● The task
Please report each line of the data below that contains "glyph".

● Input records
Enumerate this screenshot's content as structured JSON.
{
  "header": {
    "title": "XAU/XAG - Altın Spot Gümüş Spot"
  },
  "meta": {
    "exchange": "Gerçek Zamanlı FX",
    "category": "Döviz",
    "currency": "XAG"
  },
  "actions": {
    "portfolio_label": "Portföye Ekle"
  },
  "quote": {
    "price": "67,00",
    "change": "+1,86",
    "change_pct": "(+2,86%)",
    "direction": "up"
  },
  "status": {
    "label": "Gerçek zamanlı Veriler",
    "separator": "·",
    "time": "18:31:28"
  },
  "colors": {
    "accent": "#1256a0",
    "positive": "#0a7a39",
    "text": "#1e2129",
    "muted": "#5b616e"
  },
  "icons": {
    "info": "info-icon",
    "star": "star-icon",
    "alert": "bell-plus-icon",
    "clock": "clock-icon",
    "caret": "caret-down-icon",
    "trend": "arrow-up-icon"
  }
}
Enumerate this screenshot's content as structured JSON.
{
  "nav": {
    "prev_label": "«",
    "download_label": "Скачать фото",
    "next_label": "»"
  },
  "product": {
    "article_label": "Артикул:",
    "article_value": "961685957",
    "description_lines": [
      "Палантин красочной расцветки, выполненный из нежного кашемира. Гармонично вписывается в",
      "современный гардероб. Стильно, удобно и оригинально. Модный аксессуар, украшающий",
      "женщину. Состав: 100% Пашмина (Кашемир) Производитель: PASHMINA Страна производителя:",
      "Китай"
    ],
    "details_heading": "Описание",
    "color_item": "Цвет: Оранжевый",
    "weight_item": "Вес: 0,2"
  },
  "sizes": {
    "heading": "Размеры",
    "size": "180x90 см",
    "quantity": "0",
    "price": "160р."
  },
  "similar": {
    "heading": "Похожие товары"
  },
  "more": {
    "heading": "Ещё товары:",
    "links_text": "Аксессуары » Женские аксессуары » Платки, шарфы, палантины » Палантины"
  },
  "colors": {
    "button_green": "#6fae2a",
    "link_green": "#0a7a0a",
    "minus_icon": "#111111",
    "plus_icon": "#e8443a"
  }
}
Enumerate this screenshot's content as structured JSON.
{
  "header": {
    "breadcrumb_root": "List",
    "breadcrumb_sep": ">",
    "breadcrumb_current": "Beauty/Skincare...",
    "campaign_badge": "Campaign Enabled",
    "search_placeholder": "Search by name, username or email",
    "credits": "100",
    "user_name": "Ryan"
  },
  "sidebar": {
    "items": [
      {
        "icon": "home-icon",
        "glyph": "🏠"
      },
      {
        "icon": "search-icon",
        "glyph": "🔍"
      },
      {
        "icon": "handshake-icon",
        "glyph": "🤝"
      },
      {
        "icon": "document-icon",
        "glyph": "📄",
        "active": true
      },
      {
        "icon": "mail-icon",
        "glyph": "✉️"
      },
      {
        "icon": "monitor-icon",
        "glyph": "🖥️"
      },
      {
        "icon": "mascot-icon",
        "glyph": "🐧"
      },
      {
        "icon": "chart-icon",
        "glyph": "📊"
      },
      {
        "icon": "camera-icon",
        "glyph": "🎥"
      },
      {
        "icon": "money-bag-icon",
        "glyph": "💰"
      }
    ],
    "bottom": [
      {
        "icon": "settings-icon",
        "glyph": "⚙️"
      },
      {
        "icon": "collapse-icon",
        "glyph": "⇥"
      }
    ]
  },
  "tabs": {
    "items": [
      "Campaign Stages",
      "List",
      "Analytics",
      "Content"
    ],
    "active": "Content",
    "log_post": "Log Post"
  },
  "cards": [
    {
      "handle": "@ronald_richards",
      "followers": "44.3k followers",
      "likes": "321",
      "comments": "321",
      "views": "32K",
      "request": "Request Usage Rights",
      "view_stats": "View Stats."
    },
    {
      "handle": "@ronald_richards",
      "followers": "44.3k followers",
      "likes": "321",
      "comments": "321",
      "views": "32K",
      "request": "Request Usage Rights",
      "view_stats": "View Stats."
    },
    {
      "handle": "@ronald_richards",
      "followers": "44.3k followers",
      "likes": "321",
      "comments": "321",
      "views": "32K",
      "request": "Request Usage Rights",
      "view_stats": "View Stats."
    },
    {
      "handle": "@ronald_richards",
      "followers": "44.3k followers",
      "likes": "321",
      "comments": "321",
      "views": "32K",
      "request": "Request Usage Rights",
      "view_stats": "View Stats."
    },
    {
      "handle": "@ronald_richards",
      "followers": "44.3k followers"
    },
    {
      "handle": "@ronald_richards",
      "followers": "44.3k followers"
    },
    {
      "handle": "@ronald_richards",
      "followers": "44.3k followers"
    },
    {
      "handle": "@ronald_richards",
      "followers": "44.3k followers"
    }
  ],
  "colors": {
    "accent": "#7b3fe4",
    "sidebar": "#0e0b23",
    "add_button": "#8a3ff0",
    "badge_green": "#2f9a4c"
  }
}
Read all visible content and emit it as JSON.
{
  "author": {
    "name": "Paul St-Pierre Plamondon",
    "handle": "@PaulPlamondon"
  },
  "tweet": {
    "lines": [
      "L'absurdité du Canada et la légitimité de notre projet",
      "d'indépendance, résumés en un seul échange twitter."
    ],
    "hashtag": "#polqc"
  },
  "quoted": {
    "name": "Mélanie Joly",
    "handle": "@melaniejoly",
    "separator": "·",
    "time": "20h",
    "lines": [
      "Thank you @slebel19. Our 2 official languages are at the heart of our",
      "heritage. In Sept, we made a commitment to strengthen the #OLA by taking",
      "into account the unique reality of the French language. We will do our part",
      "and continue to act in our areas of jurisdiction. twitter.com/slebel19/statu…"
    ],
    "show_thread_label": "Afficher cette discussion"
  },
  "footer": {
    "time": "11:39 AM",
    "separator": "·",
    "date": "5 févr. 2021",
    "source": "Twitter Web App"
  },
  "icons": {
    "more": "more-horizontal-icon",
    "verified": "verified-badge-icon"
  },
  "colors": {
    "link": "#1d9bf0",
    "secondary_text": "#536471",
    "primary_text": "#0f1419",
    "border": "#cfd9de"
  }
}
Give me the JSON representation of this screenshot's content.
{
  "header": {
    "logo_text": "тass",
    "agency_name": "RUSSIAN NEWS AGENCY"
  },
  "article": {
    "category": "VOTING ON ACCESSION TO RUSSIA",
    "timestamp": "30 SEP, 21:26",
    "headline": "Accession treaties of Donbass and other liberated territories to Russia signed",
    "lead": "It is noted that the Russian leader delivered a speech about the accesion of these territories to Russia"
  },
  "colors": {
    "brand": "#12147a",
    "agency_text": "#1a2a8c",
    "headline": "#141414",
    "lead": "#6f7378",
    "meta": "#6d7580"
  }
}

● Result of this exercise
        "glyph": "🏠"
        "glyph": "🔍"
        "glyph": "🤝"
        "glyph": "📄",
        "glyph": "✉️"
        "glyph": "🖥️"
        "glyph": "🐧"
        "glyph": "📊"
        "glyph": "🎥"
        "glyph": "💰"
        "glyph": "⚙️"
        "glyph": "⇥"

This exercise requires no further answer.